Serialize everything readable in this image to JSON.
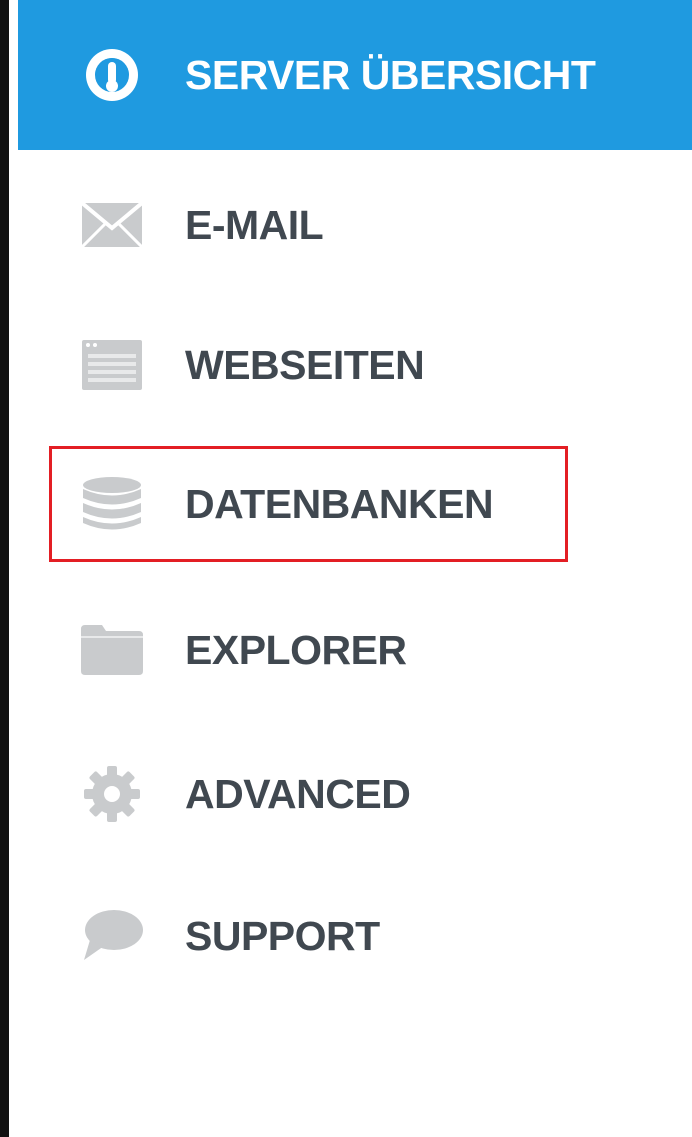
{
  "sidebar": {
    "items": [
      {
        "label": "SERVER ÜBERSICHT",
        "icon": "dashboard-gauge-icon",
        "active": true
      },
      {
        "label": "E-MAIL",
        "icon": "envelope-icon",
        "active": false
      },
      {
        "label": "WEBSEITEN",
        "icon": "browser-window-icon",
        "active": false
      },
      {
        "label": "DATENBANKEN",
        "icon": "database-icon",
        "active": false,
        "highlighted": true
      },
      {
        "label": "EXPLORER",
        "icon": "folder-icon",
        "active": false
      },
      {
        "label": "ADVANCED",
        "icon": "gear-icon",
        "active": false
      },
      {
        "label": "SUPPORT",
        "icon": "speech-bubble-icon",
        "active": false
      }
    ]
  },
  "colors": {
    "active_background": "#1f9ae0",
    "active_text": "#ffffff",
    "text": "#404850",
    "icon_gray": "#c9cbcd",
    "highlight_border": "#e31e24"
  }
}
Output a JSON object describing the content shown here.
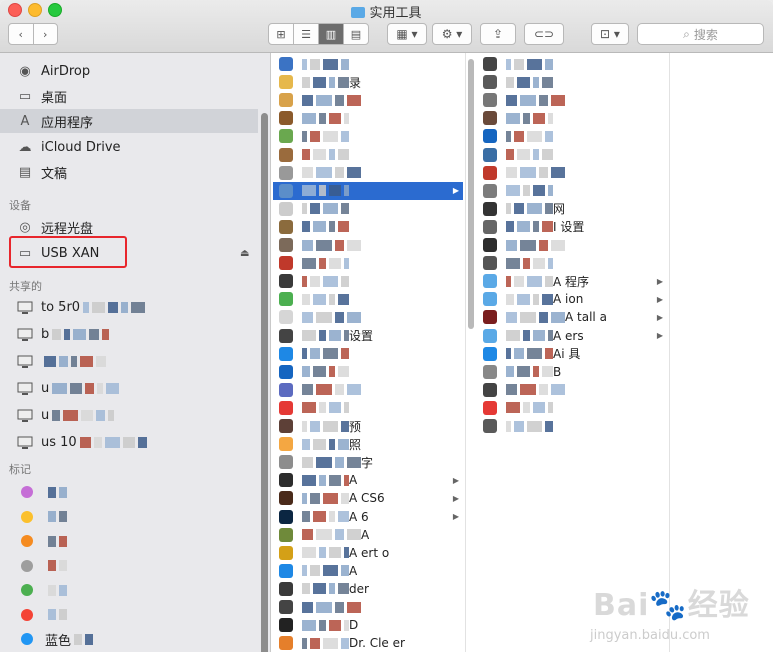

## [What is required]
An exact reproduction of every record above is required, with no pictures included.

## [Result for this exercise]
Serialize everything readable in this image to JSON.
{
  "sidebar": {
    "items": [
      {
        "label": "SERVER ÜBERSICHT",
        "icon": "dashboard-gauge-icon",
        "active": true
      },
      {
        "label": "E-MAIL",
        "icon": "envelope-icon",
        "active": false
      },
      {
        "label": "WEBSEITEN",
        "icon": "browser-window-icon",
        "active": false
      },
      {
        "label": "DATENBANKEN",
        "icon": "database-icon",
        "active": false,
        "highlighted": true
      },
      {
        "label": "EXPLORER",
        "icon": "folder-icon",
        "active": false
      },
      {
        "label": "ADVANCED",
        "icon": "gear-icon",
        "active": false
      },
      {
        "label": "SUPPORT",
        "icon": "speech-bubble-icon",
        "active": false
      }
    ]
  },
  "colors": {
    "active_background": "#1f9ae0",
    "active_text": "#ffffff",
    "text": "#404850",
    "icon_gray": "#c9cbcd",
    "highlight_border": "#e31e24"
  }
}
Output a JSON object describing the content shown here.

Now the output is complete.